Kouchner, who met with his Turkish counterpart Ahmet Davutoglu in Istanbul Saturday, said he received a detailed account of the 18-hour nuclear talks in Tehran last week involving Brazilian President Luiz Inacio Lula da Silva and Turkish Prime Minister Recep Tayyip Erdogan and their delegations.
The three-way negotiations were seen by the West as a last-ditch effort for Tehran to avoid proposed UN sanctions over its insistence on enriching uranium to 20 percent purity.
The talks concluded with an Iranian agreement to ship about half of its low-grade uranium to Turkey in return for enriched uranium from the West to fuel a Tehran reactor.
But Kouchner noted that Iran was still courting sanctions because it had not pledged to stop enrichment.
"I cannot but note that shortly after … they signed, there was the Iranian declaration on the continuation of enrichment," Kouchner told reporters in Istanbul.

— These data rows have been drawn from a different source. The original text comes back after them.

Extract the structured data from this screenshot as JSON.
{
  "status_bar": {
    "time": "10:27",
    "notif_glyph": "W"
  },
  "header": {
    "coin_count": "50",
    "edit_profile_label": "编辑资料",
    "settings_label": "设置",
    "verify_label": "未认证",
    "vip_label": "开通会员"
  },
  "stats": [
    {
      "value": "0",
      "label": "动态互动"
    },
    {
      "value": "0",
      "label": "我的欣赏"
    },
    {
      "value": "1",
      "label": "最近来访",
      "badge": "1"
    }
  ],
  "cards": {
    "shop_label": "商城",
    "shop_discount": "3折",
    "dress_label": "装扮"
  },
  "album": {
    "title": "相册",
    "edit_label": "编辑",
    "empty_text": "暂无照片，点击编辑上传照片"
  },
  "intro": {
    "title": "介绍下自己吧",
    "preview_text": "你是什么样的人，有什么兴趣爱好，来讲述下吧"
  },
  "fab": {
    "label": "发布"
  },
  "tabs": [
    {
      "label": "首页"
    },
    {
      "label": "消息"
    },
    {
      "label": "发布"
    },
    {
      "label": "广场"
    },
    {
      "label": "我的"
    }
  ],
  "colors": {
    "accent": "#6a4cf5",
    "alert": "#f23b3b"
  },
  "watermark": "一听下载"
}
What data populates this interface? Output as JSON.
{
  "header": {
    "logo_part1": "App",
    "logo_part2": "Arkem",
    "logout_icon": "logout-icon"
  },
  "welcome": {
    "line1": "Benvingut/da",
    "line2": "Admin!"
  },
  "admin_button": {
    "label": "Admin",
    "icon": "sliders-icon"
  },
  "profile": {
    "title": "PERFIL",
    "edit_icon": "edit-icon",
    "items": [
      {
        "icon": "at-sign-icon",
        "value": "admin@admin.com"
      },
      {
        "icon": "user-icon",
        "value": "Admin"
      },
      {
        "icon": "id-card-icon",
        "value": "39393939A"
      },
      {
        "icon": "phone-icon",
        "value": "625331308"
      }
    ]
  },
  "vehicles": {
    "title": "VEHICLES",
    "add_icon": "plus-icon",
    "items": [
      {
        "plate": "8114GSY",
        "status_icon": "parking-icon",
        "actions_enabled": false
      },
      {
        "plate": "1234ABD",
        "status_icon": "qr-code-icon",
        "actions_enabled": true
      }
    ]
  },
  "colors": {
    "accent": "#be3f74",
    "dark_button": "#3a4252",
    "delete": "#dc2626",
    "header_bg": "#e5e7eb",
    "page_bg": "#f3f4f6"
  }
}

He said the agreement had "clarified a little" Iran’s position on the nuclear issue.
Hours after the deal was sealed on May 17, Iranian foreign ministry spokesman Ramin Mehmanparast told reporters: "Of course, the 20 percent enrichment will continue in our own country."
Iran drew international condemnation in February after it started enriching uranium to 20 percent, the purity needed to fuel a Tehran research reactor.
Enrichment lies at the center of fears about Iran’s nuclear program, because highly enriched uranium of over 90 percent purity can be used to make an atom bomb.
A French source said that by confirming it would continue enrichment, Iran had shown a deeply contrary logic with its proclaimed will of restoring international confidence through signing the three-way agreement.
Kouchner praised Turkey and Brazil for clarifying the nuclear situation, but said it was just "a partial answer" to demands by the International Atomic Energy Agency for Iran to halt enrichment to 20 percent purity.
Washington has submitted a UN resolution calling for a new round of sanctions against Iran, describing the fuel swap deal as insufficient.
"Whether (Brazil and Turkey) were right or wrong… history will not show that (the deal) should have been avoided… it will go down in history that they tried," Kouchner told a media conference in Istanbul.
"Does this prevent the Security Council resolution, I don’t think so. Does it speed it up? Maybe. But I am sure of one thing: it clarifies it (the Iranian position) a little," he added.
After months of diplomacy, the United States managed last week to get China and Russia — in addition to Britain and France — to endorse the draft UN Security Council resolution for a fourth round of sanctions against Iran.